>Borodin, Alexander : Symphony no 1 in E flat major
  • Conductor: Gerard Schwarz
  • Ensemble: Seattle Symphony
  • Notes: Benaroya Hall, Seattle, Washington, USA (02/04/2011/02/24/2011)
  • Running Time: 33 min. 44 sec.
  • Period Time: Romantic
  • Form: Orchestral
  • Written: 1862-1867

>Borodin, Alexander : Symphony no 2 in B minor
  • Conductor: Gerard Schwarz
  • Ensemble: Seattle Symphony
  • Notes: Benaroya Hall, Seattle, Washington, USA (05/08/2009/05/15/2009)
  • Running Time: 25 min. 59 sec.
  • Period Time: Romantic
  • Form: Orchestral
  • Written: 1869-1876

>Borodin, Alexander : Symphony no 3 in A minor
  • Conductor: Gerard Schwarz
  • Ensemble: Seattle Symphony
  • Running Time: 17 min. 37 sec.

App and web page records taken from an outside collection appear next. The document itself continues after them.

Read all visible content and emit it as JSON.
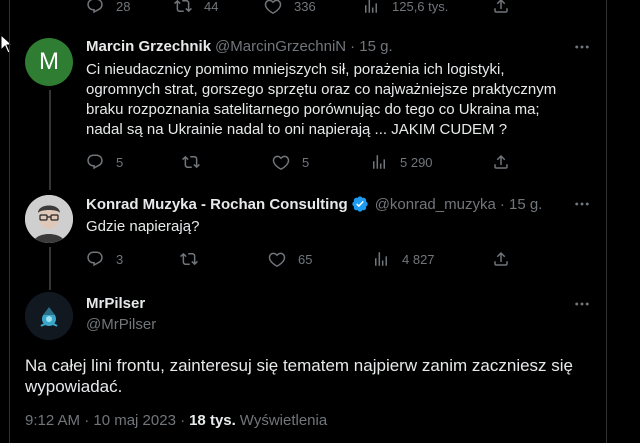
{
  "top_actions": {
    "replies": "28",
    "retweets": "44",
    "likes": "336",
    "views": "125,6 tys."
  },
  "tweets": [
    {
      "name": "Marcin Grzechnik",
      "handle": "@MarcinGrzechniN",
      "time": "· 15 g.",
      "avatar_letter": "M",
      "avatar_color": "#2e7d32",
      "lines": [
        "Ci nieudacznicy pomimo mniejszych sił, porażenia ich logistyki,",
        "ogromnych strat, gorszego sprzętu oraz co najważniejsze praktycznym",
        "braku rozpoznania satelitarnego porównując do tego co Ukraina ma;",
        "nadal są na Ukrainie nadal to oni napierają ... JAKIM CUDEM ?"
      ],
      "replies": "5",
      "retweets": "",
      "likes": "5",
      "views": "5 290"
    },
    {
      "name": "Konrad Muzyka - Rochan Consulting",
      "handle": "@konrad_muzyka",
      "time": "· 15 g.",
      "verified": true,
      "lines": [
        "Gdzie napierają?"
      ],
      "replies": "3",
      "retweets": "",
      "likes": "65",
      "views": "4 827"
    }
  ],
  "main_tweet": {
    "name": "MrPilser",
    "handle": "@MrPilser",
    "text_line1": "Na całej lini frontu, zainteresuj się tematem najpierw zanim zaczniesz się",
    "text_line2": "wypowiadać.",
    "timestamp": "9:12 AM · 10 maj 2023 ·",
    "views_count": "18 tys.",
    "views_label": "Wyświetlenia"
  },
  "colors": {
    "accent": "#1d9bf0",
    "muted": "#71767b",
    "text": "#e7e9ea",
    "border": "#2f3336"
  }
}
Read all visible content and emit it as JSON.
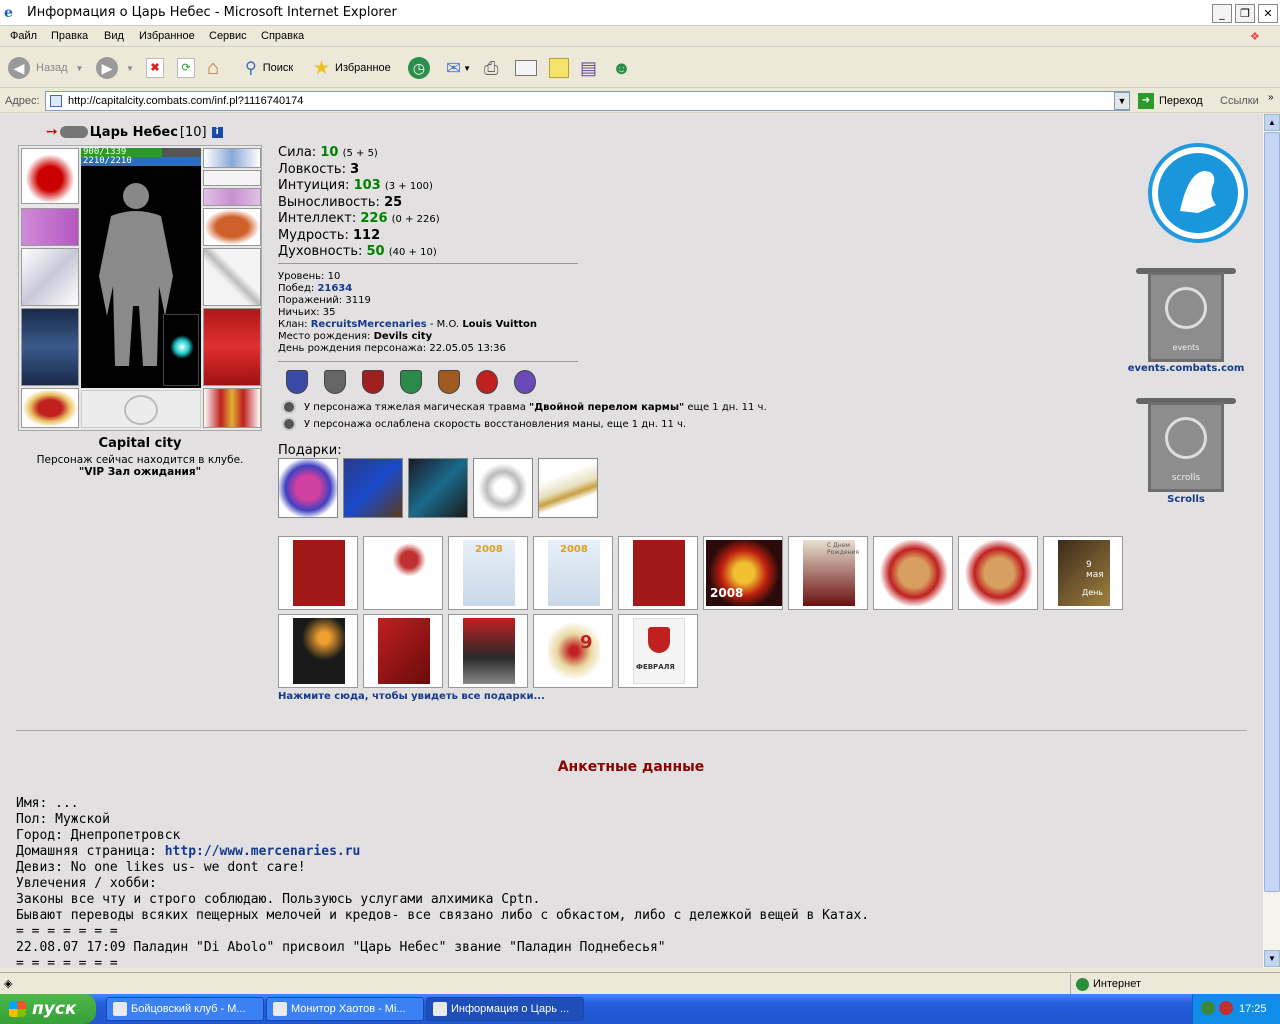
{
  "window": {
    "title": "Информация о Царь Небес - Microsoft Internet Explorer"
  },
  "menu": [
    "Файл",
    "Правка",
    "Вид",
    "Избранное",
    "Сервис",
    "Справка"
  ],
  "toolbar": {
    "back": "Назад",
    "search": "Поиск",
    "favorites": "Избранное"
  },
  "address": {
    "label": "Адрес:",
    "url": "http://capitalcity.combats.com/inf.pl?1116740174",
    "go": "Переход",
    "links": "Ссылки"
  },
  "character": {
    "name": "Царь Небес",
    "level": "[10]",
    "hp": "900/1339",
    "mana": "2210/2210",
    "hp_fraction": 0.672,
    "mana_fraction": 1.0,
    "city": "Capital city",
    "club_text": "Персонаж сейчас находится в клубе.",
    "club_room": "\"VIP Зал ожидания\""
  },
  "stats": [
    {
      "label": "Сила:",
      "value": "10",
      "extra": "(5 + 5)",
      "green": true
    },
    {
      "label": "Ловкость:",
      "value": "3",
      "extra": "",
      "green": false
    },
    {
      "label": "Интуиция:",
      "value": "103",
      "extra": "(3 + 100)",
      "green": true
    },
    {
      "label": "Выносливость:",
      "value": "25",
      "extra": "",
      "green": false
    },
    {
      "label": "Интеллект:",
      "value": "226",
      "extra": "(0 + 226)",
      "green": true
    },
    {
      "label": "Мудрость:",
      "value": "112",
      "extra": "",
      "green": false
    },
    {
      "label": "Духовность:",
      "value": "50",
      "extra": "(40 + 10)",
      "green": true
    }
  ],
  "info": {
    "level_label": "Уровень:",
    "level": "10",
    "wins_label": "Побед:",
    "wins": "21634",
    "losses_label": "Поражений:",
    "losses": "3119",
    "draws_label": "Ничьих:",
    "draws": "35",
    "clan_label": "Клан:",
    "clan": "RecruitsMercenaries",
    "clan_rank": "- M.O.",
    "clan_title": "Louis Vuitton",
    "birthplace_label": "Место рождения:",
    "birthplace": "Devils city",
    "birthday_label": "День рождения персонажа:",
    "birthday": "22.05.05 13:36"
  },
  "traumas": [
    {
      "pre": "У персонажа тяжелая магическая травма ",
      "bold": "\"Двойной перелом кармы\"",
      "post": " еще 1 дн. 11 ч."
    },
    {
      "pre": "У персонажа ослаблена скорость восстановления маны, еще 1 дн. 11 ч.",
      "bold": "",
      "post": ""
    }
  ],
  "gifts_label": "Подарки:",
  "see_all": "Нажмите сюда, чтобы увидеть все подарки...",
  "card_texts": [
    "2008",
    "2008",
    "2008",
    "С Днем Рождения",
    "9 мая",
    "День",
    "9",
    "ФЕВРАЛЯ"
  ],
  "right": {
    "events": "events.combats.com",
    "scrolls": "Scrolls",
    "events_banner": "events",
    "scrolls_banner": "scrolls"
  },
  "anket_title": "Анкетные данные",
  "profile": {
    "name": "Имя: ...",
    "gender": "Пол: Мужской",
    "city": "Город: Днепропетровск",
    "home_label": "Домашняя страница: ",
    "home_url": "http://www.mercenaries.ru",
    "motto": "Девиз: No one likes us- we dont care!",
    "hobby": "Увлечения / хобби:",
    "line1": "Законы все чту и строго соблюдаю. Пользуюсь услугами алхимика Cptn.",
    "line2": "Бывают переводы всяких пещерных мелочей и кредов- все связано либо с обкастом, либо с дележкой вещей в Катах.",
    "sep1": "= = = = = = =",
    "line3": "22.08.07 17:09 Паладин \"Di Abolo\" присвоил \"Царь Небес\" звание \"Паладин Поднебесья\"",
    "sep2": "= = = = = = ="
  },
  "status": {
    "zone": "Интернет"
  },
  "taskbar": {
    "start": "пуск",
    "tasks": [
      "Бойцовский клуб - М...",
      "Монитор Хаотов - Mi...",
      "Информация о Царь ..."
    ],
    "clock": "17:25"
  },
  "colors": {
    "hp": "#2a9a2a",
    "mana": "#2a6fbf",
    "green_stat": "#008000",
    "link": "#153a8e",
    "anket": "#8b0000"
  }
}
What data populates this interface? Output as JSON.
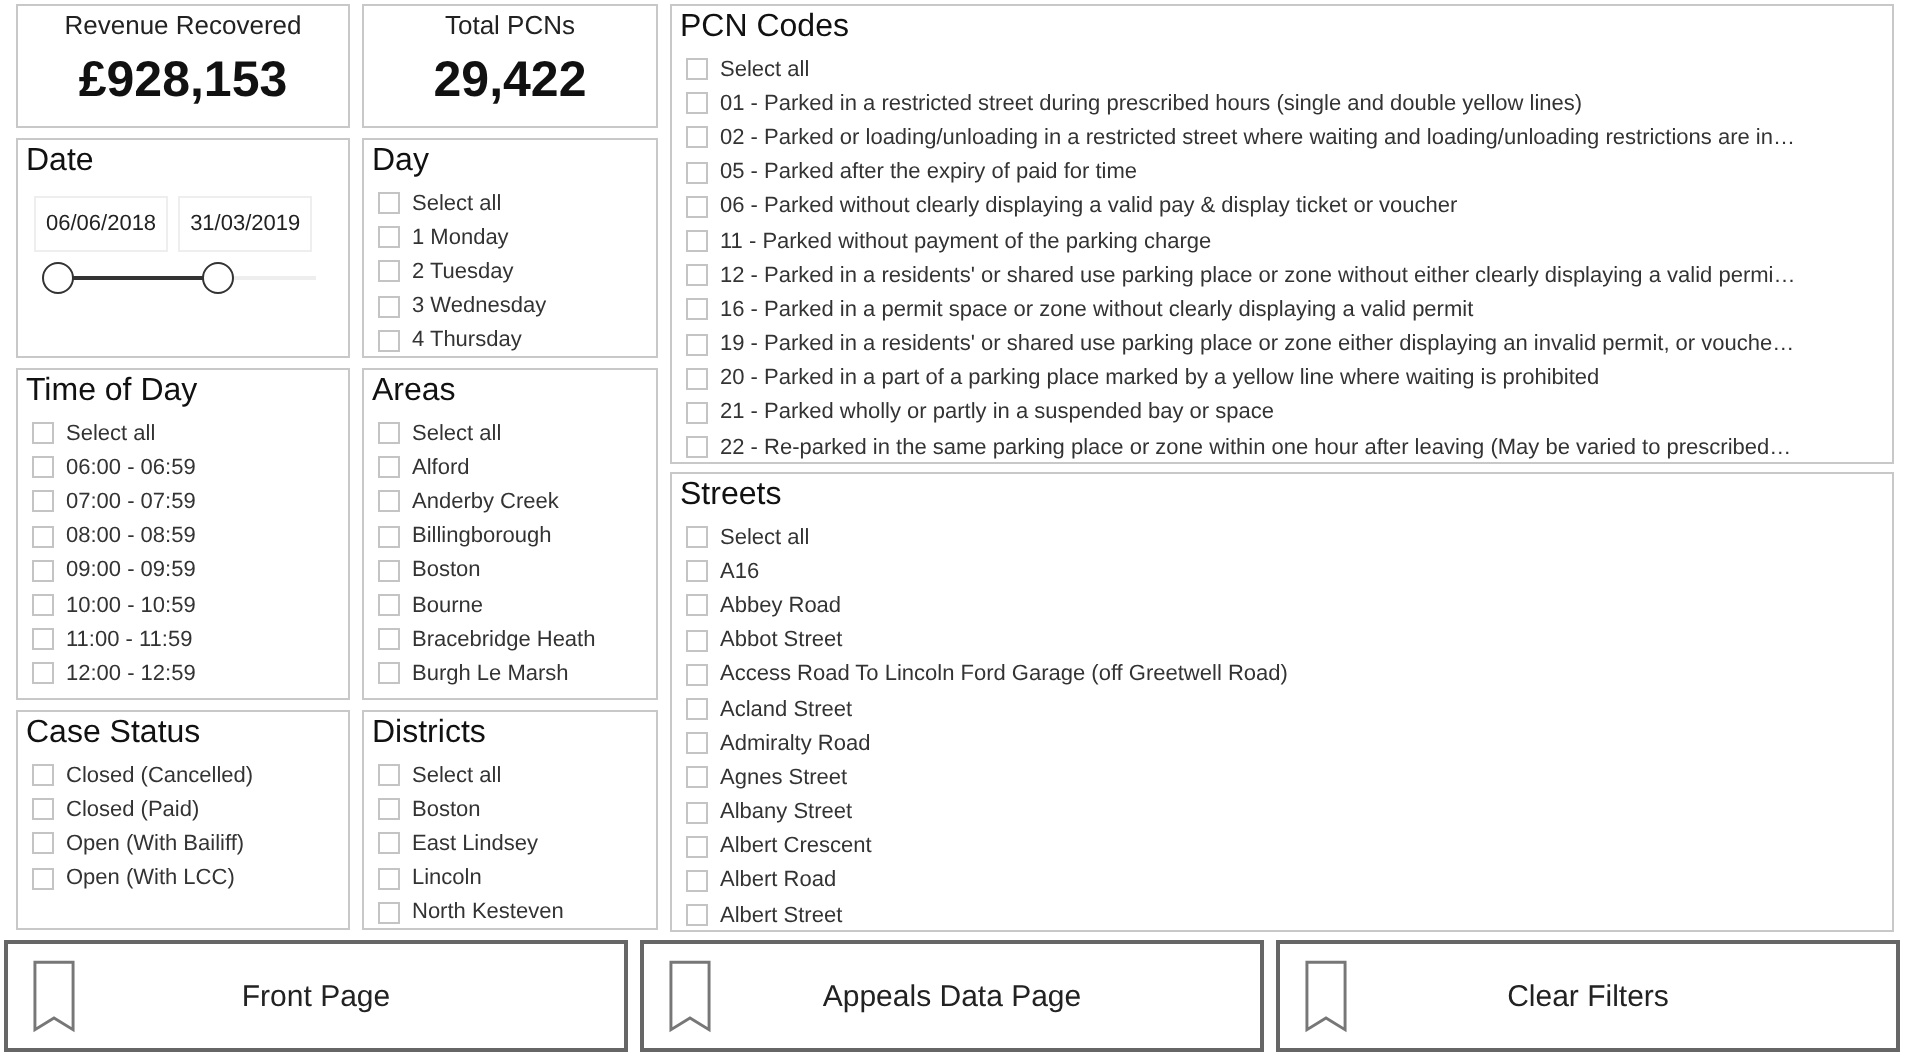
{
  "kpis": [
    {
      "label": "Revenue Recovered",
      "value": "£928,153"
    },
    {
      "label": "Total PCNs",
      "value": "29,422"
    }
  ],
  "date": {
    "title": "Date",
    "start": "06/06/2018",
    "end": "31/03/2019",
    "slider": {
      "level": 0.62
    }
  },
  "day": {
    "title": "Day",
    "items": [
      {
        "label": "Select all",
        "checked": false
      },
      {
        "label": "1 Monday",
        "checked": false
      },
      {
        "label": "2 Tuesday",
        "checked": false
      },
      {
        "label": "3 Wednesday",
        "checked": false
      },
      {
        "label": "4 Thursday",
        "checked": false
      }
    ]
  },
  "time_of_day": {
    "title": "Time of Day",
    "items": [
      {
        "label": "Select all",
        "checked": false
      },
      {
        "label": "06:00 - 06:59",
        "checked": false
      },
      {
        "label": "07:00 - 07:59",
        "checked": false
      },
      {
        "label": "08:00 - 08:59",
        "checked": false
      },
      {
        "label": "09:00 - 09:59",
        "checked": false
      },
      {
        "label": "10:00 - 10:59",
        "checked": false
      },
      {
        "label": "11:00 - 11:59",
        "checked": false
      },
      {
        "label": "12:00 - 12:59",
        "checked": false
      }
    ]
  },
  "areas": {
    "title": "Areas",
    "items": [
      {
        "label": "Select all",
        "checked": false
      },
      {
        "label": "Alford",
        "checked": false
      },
      {
        "label": "Anderby Creek",
        "checked": false
      },
      {
        "label": "Billingborough",
        "checked": false
      },
      {
        "label": "Boston",
        "checked": false
      },
      {
        "label": "Bourne",
        "checked": false
      },
      {
        "label": "Bracebridge Heath",
        "checked": false
      },
      {
        "label": "Burgh Le Marsh",
        "checked": false
      }
    ]
  },
  "case_status": {
    "title": "Case Status",
    "items": [
      {
        "label": "Closed (Cancelled)",
        "checked": false
      },
      {
        "label": "Closed (Paid)",
        "checked": false
      },
      {
        "label": "Open (With Bailiff)",
        "checked": false
      },
      {
        "label": "Open (With LCC)",
        "checked": false
      }
    ]
  },
  "districts": {
    "title": "Districts",
    "items": [
      {
        "label": "Select all",
        "checked": false
      },
      {
        "label": "Boston",
        "checked": false
      },
      {
        "label": "East Lindsey",
        "checked": false
      },
      {
        "label": "Lincoln",
        "checked": false
      },
      {
        "label": "North Kesteven",
        "checked": false
      }
    ]
  },
  "pcn_codes": {
    "title": "PCN Codes",
    "items": [
      {
        "label": "Select all",
        "checked": false
      },
      {
        "label": "01 - Parked in a restricted street during prescribed hours (single and double yellow lines)",
        "checked": false
      },
      {
        "label": "02 - Parked or loading/unloading in a restricted street where waiting and loading/unloading restrictions are in…",
        "checked": false
      },
      {
        "label": "05 - Parked after the expiry of paid for time",
        "checked": false
      },
      {
        "label": "06 - Parked without clearly displaying a valid pay & display ticket or voucher",
        "checked": false
      },
      {
        "label": "11 - Parked without payment of the parking charge",
        "checked": false
      },
      {
        "label": "12 - Parked in a residents' or shared use parking place or zone without either clearly displaying a valid permi…",
        "checked": false
      },
      {
        "label": "16 - Parked in a permit space or zone without clearly displaying a valid permit",
        "checked": false
      },
      {
        "label": "19 - Parked in a residents' or shared use parking place or zone either displaying an invalid permit, or vouche…",
        "checked": false
      },
      {
        "label": "20 - Parked in a part of a parking place marked by a yellow line where waiting is prohibited",
        "checked": false
      },
      {
        "label": "21 - Parked wholly or partly in a suspended bay or space",
        "checked": false
      },
      {
        "label": "22 - Re-parked in the same parking place or zone within one hour after leaving (May be varied to prescribed…",
        "checked": false
      }
    ]
  },
  "streets": {
    "title": "Streets",
    "items": [
      {
        "label": "Select all",
        "checked": false
      },
      {
        "label": "A16",
        "checked": false
      },
      {
        "label": "Abbey Road",
        "checked": false
      },
      {
        "label": "Abbot Street",
        "checked": false
      },
      {
        "label": "Access Road To Lincoln Ford Garage (off Greetwell Road)",
        "checked": false
      },
      {
        "label": "Acland Street",
        "checked": false
      },
      {
        "label": "Admiralty Road",
        "checked": false
      },
      {
        "label": "Agnes Street",
        "checked": false
      },
      {
        "label": "Albany Street",
        "checked": false
      },
      {
        "label": "Albert Crescent",
        "checked": false
      },
      {
        "label": "Albert Road",
        "checked": false
      },
      {
        "label": "Albert Street",
        "checked": false
      }
    ]
  },
  "buttons": [
    {
      "label": "Front Page"
    },
    {
      "label": "Appeals Data Page"
    },
    {
      "label": "Clear Filters"
    }
  ]
}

  • Period Time: Romantic
  • Form: Orchestral
  • Written: 1882